Also, invest in a firm mattress and pillows because your body develops pressure points while you sleep on an uncomfortable mattress, which makes you toss and turn. When a firm mattress and pillow support your body and neck's natural curves, it'll keep you cool and at ease as you sleep. 

Use a particular kind of thick blanket called a weighted blanket, often weighing between 5 and 30 pounds. They are renowned for their ability to induce relaxing effects by simulating the hugging sensation through deep pressure stimulation. Weighted blankets have been demonstrated to assist foster emotions of calmness and peace because they can help enhance serotonin and melatonin while lowering cortisol and reducing anxiety at night.

How to Relieve Anxiety at Night: Final Thoughts

Although feeling anxious is common, it becomes problematic when it keeps you from getting enough sleep. An anxiety condition or general unease may be to blame for nervousness at night. What is now known is that anxiety can cause sleeping problems, which can then lead to greater anxiety, creating a vicious cycle.

Lifestyle adjustments and improved sleep hygiene are a great start if anxiety is interfering with your sleep. You can augment these by using natural remedies, creating a calm place for yourself before you rest.

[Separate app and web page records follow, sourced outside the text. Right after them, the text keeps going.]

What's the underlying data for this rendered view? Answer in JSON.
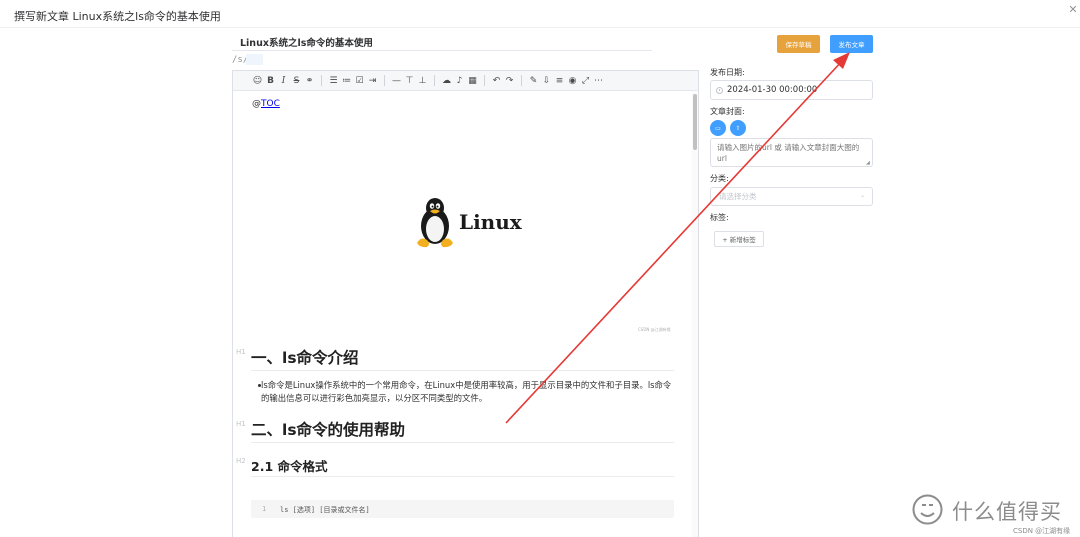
{
  "dialog": {
    "title": "撰写新文章 Linux系统之ls命令的基本使用",
    "close_label": "✕"
  },
  "article": {
    "title": "Linux系统之ls命令的基本使用",
    "slug_prefix": "/s/",
    "slug_value": ""
  },
  "toolbar": {
    "icons": [
      "emoji-icon",
      "bold-icon",
      "italic-icon",
      "strikethrough-icon",
      "link-icon",
      "unordered-list-icon",
      "ordered-list-icon",
      "checklist-icon",
      "indent-icon",
      "line-icon",
      "quote-icon",
      "title-icon",
      "upload-icon",
      "audio-icon",
      "table-icon",
      "undo-icon",
      "redo-icon",
      "edit-icon",
      "export-icon",
      "align-icon",
      "preview-icon",
      "fullscreen-icon",
      "more-icon"
    ]
  },
  "editor": {
    "toc_prefix": "@",
    "toc_link": "TOC",
    "logo_word": "Linux",
    "logo_caption": "CSDN @江湖有缘",
    "h1_mark": "H1",
    "h2_mark": "H2",
    "heading1": "一、ls命令介绍",
    "para1": "ls命令是Linux操作系统中的一个常用命令，在Linux中是使用率较高，用于显示目录中的文件和子目录。ls命令的输出信息可以进行彩色加亮显示，以分区不同类型的文件。",
    "heading2": "二、ls命令的使用帮助",
    "heading3": "2.1 命令格式",
    "code_line_no": "1",
    "code_text": "ls [选项] [目录或文件名]"
  },
  "buttons": {
    "save_draft": "保存草稿",
    "publish": "发布文章"
  },
  "sidebar": {
    "publish_date_label": "发布日期:",
    "publish_date_value": "2024-01-30 00:00:00",
    "cover_label": "文章封面:",
    "cover_placeholder": "请输入图片的url 或 请输入文章封面大图的url",
    "category_label": "分类:",
    "category_placeholder": "请选择分类",
    "tags_label": "标签:",
    "add_tag_label": "+ 新增标签"
  },
  "watermark": {
    "text": "什么值得买",
    "sub": "CSDN @江湖有缘"
  },
  "colors": {
    "primary": "#409eff",
    "warning": "#e6a23c",
    "annotation_arrow": "#e53935"
  }
}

We hope these how for relieving anxiety at night tips can help to decrease your anxiety and make you feel refreshed and well rested in the morning.